His mother raised a noble young man...what I would call a stripling warrior. Godspeed, Roy, wherever you are, and may you and your family be safe and sound all your days.

Posted by: Cricket at August 31, 2010 02:27 PM

His mother raised a noble young man...what I would call a stripling warrior.

Amen, Cricket.

Posted by: Cassandra at August 31, 2010 02:30 PM

Some boys are warriors beyond my understanding. God keep him, now, and bring comfort to his family.

Posted by: htom at August 31, 2010 02:30 PM

One of the requirements for entering the Iraqi Flight School is service with a ground combat unit before commissioning. The kids I've been teaching have all been in fights and lost classmates -- but most of them joined so they wouldn't lose any more *family*.

Posted by: BillT at August 31, 2010 03:12 PM

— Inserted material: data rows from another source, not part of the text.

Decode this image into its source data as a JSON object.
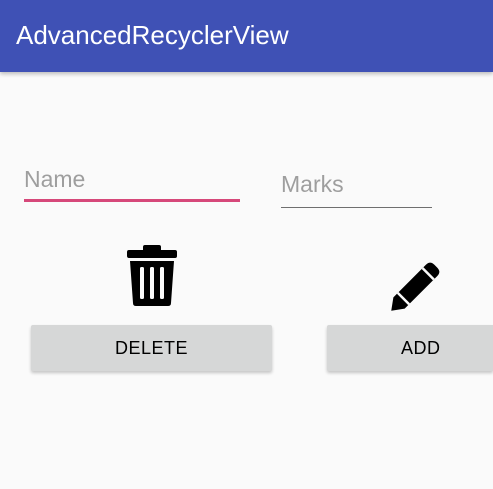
{
  "app_bar": {
    "title": "AdvancedRecyclerView",
    "color": "#3f51b5"
  },
  "form": {
    "name_placeholder": "Name",
    "name_value": "",
    "marks_placeholder": "Marks",
    "marks_value": "",
    "name_accent_color": "#d6487a"
  },
  "actions": {
    "delete_icon": "trash-icon",
    "delete_label": "DELETE",
    "add_icon": "pencil-icon",
    "add_label": "ADD"
  }
}
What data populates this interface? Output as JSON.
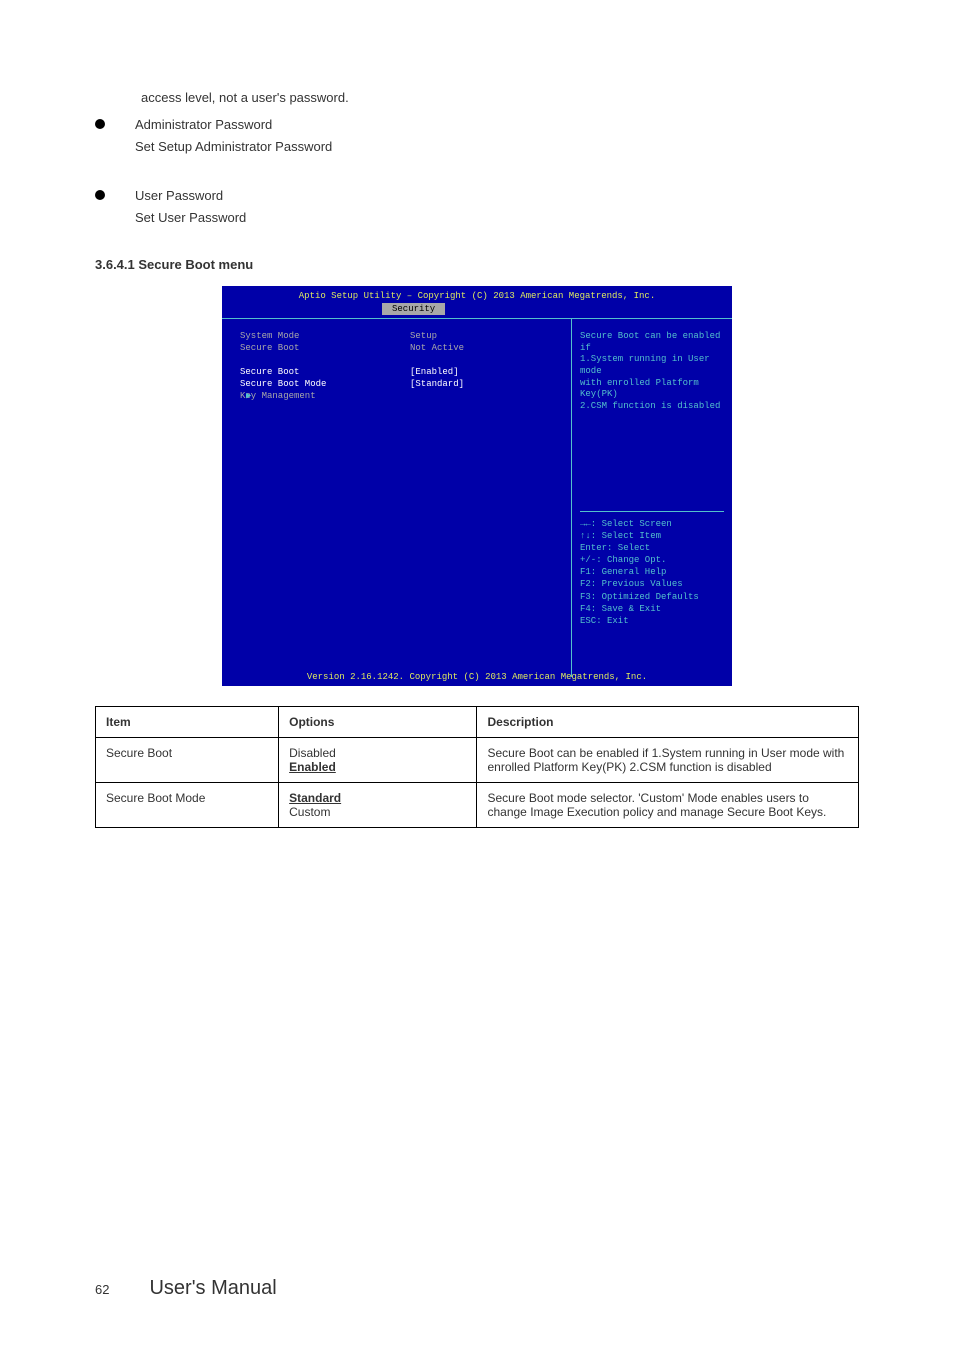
{
  "topNote": "access level, not a user's password.",
  "bullets": [
    {
      "title": "Administrator Password",
      "body": "Set Setup Administrator Password"
    },
    {
      "title": "User Password",
      "body": "Set User Password"
    }
  ],
  "sectionHeading": "3.6.4.1 Secure Boot menu",
  "bios": {
    "titleBar": "Aptio Setup Utility – Copyright (C) 2013 American Megatrends, Inc.",
    "tab": "Security",
    "leftRows": [
      {
        "label": "System Mode",
        "value": "Setup",
        "style": "gray"
      },
      {
        "label": "Secure Boot",
        "value": "Not Active",
        "style": "gray"
      },
      {
        "label": "",
        "value": "",
        "style": "gray"
      },
      {
        "label": "Secure Boot",
        "value": "[Enabled]",
        "style": "white"
      },
      {
        "label": "Secure Boot Mode",
        "value": "[Standard]",
        "style": "white"
      }
    ],
    "submenu": {
      "arrow": "▶",
      "label": "Key Management"
    },
    "helpTop": [
      "Secure Boot can be enabled if",
      "1.System running in User mode",
      "with enrolled Platform Key(PK)",
      "2.CSM function is disabled"
    ],
    "keys": [
      "→←: Select Screen",
      "↑↓: Select Item",
      "Enter: Select",
      "+/-: Change Opt.",
      "F1: General Help",
      "F2: Previous Values",
      "F3: Optimized Defaults",
      "F4: Save & Exit",
      "ESC: Exit"
    ],
    "footer": "Version 2.16.1242. Copyright (C) 2013 American Megatrends, Inc."
  },
  "table": {
    "headers": [
      "Item",
      "Options",
      "Description"
    ],
    "rows": [
      {
        "item": "Secure Boot",
        "options": [
          {
            "text": "Disabled",
            "default": false
          },
          {
            "text": "Enabled",
            "default": true
          }
        ],
        "desc": "Secure Boot can be enabled if 1.System running in User mode with enrolled Platform Key(PK) 2.CSM function is disabled"
      },
      {
        "item": "Secure Boot Mode",
        "options": [
          {
            "text": "Standard",
            "default": true
          },
          {
            "text": "Custom",
            "default": false
          }
        ],
        "desc": "Secure Boot mode selector. 'Custom' Mode enables users to change Image Execution policy and manage Secure Boot Keys."
      }
    ]
  },
  "footer": {
    "page": "62",
    "title": "User's Manual"
  }
}
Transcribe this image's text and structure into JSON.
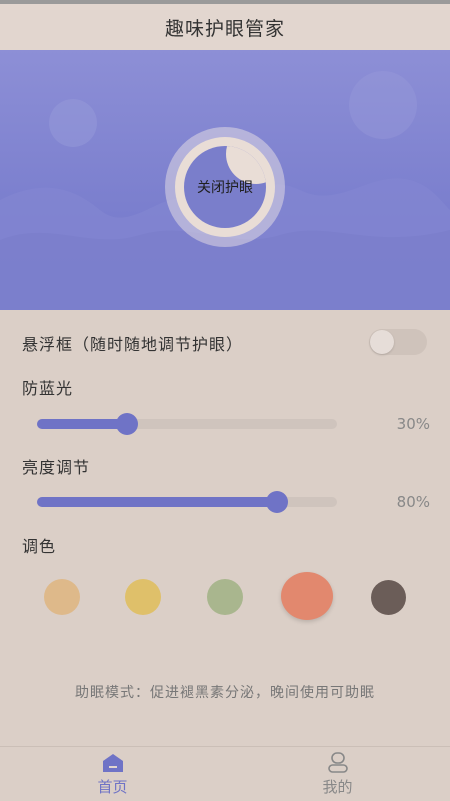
{
  "app_bar": {
    "title": "趣味护眼管家"
  },
  "hero": {
    "toggle_eye_label": "关闭护眼"
  },
  "float_window": {
    "label": "悬浮框（随时随地调节护眼）",
    "enabled": false
  },
  "blue_light": {
    "label": "防蓝光",
    "value": 30,
    "value_text": "30%"
  },
  "brightness": {
    "label": "亮度调节",
    "value": 80,
    "value_text": "80%"
  },
  "color": {
    "label": "调色",
    "swatches": [
      {
        "hex": "#deb98a",
        "selected": false
      },
      {
        "hex": "#dfc06a",
        "selected": false
      },
      {
        "hex": "#a9b68e",
        "selected": false
      },
      {
        "hex": "#e2886e",
        "selected": true
      },
      {
        "hex": "#6b5d58",
        "selected": false
      }
    ]
  },
  "hint": "助眠模式：促进褪黑素分泌，晚间使用可助眠",
  "tabs": [
    {
      "label": "首页",
      "active": true
    },
    {
      "label": "我的",
      "active": false
    }
  ],
  "colors": {
    "accent": "#6f73c6",
    "hero_bg": "#7b7fce",
    "page_bg": "#dbcfc7"
  }
}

"The tree of liberty must be refreshed from time to time with the blood of patriots and tyrants."

Posted by: Hari at August 31, 2010 03:41 PM

The kids I've been teaching have all been in fights and lost classmates -- but most of them joined so they wouldn't lose any more *family*.

And then they turn on the TV or radio and hear Jumpin' Joe Biden agitating to partition Iraq. Or bitching and moaning about how the Iraqis need to "step up".

What a pretentious ass that man is.

Posted by: Cassandra at August 31, 2010 05:10 PM

Biden is a 'pretentious ass' and a dangerous fool.

Posted by: vet66 at August 31, 2010 07:05 PM

Cass, I found your comment regarding "guilt" over not writing about the war interesting. I think you may underestimate how "the war" and your stake in it informs your writing as a whole. This quiet season, in a sense, may be more of a sacred silence; those of us with military backgrounds understand.

A generation ago, while on an overseas tour in Germany, I was befriended by an Army Battalion Commander's wife (he was not in my chain of command). He was a highly decorated, multiple-combat tour, Viet Nam vet; she was just wonderful. Home, for me, is where I understand, and am understood. When I hear your voice, in your writing, I feel at home, much as I felt when I conversed with her.

I thank you for that; you do those who serve a wonderful affirmation of their value.

Posted by: Rick at September 1, 2010 05:02 AM

War is what it is. There is always tragedy in war. There is also hope.

Posted by: AM at September 6, 2010 10:39 PM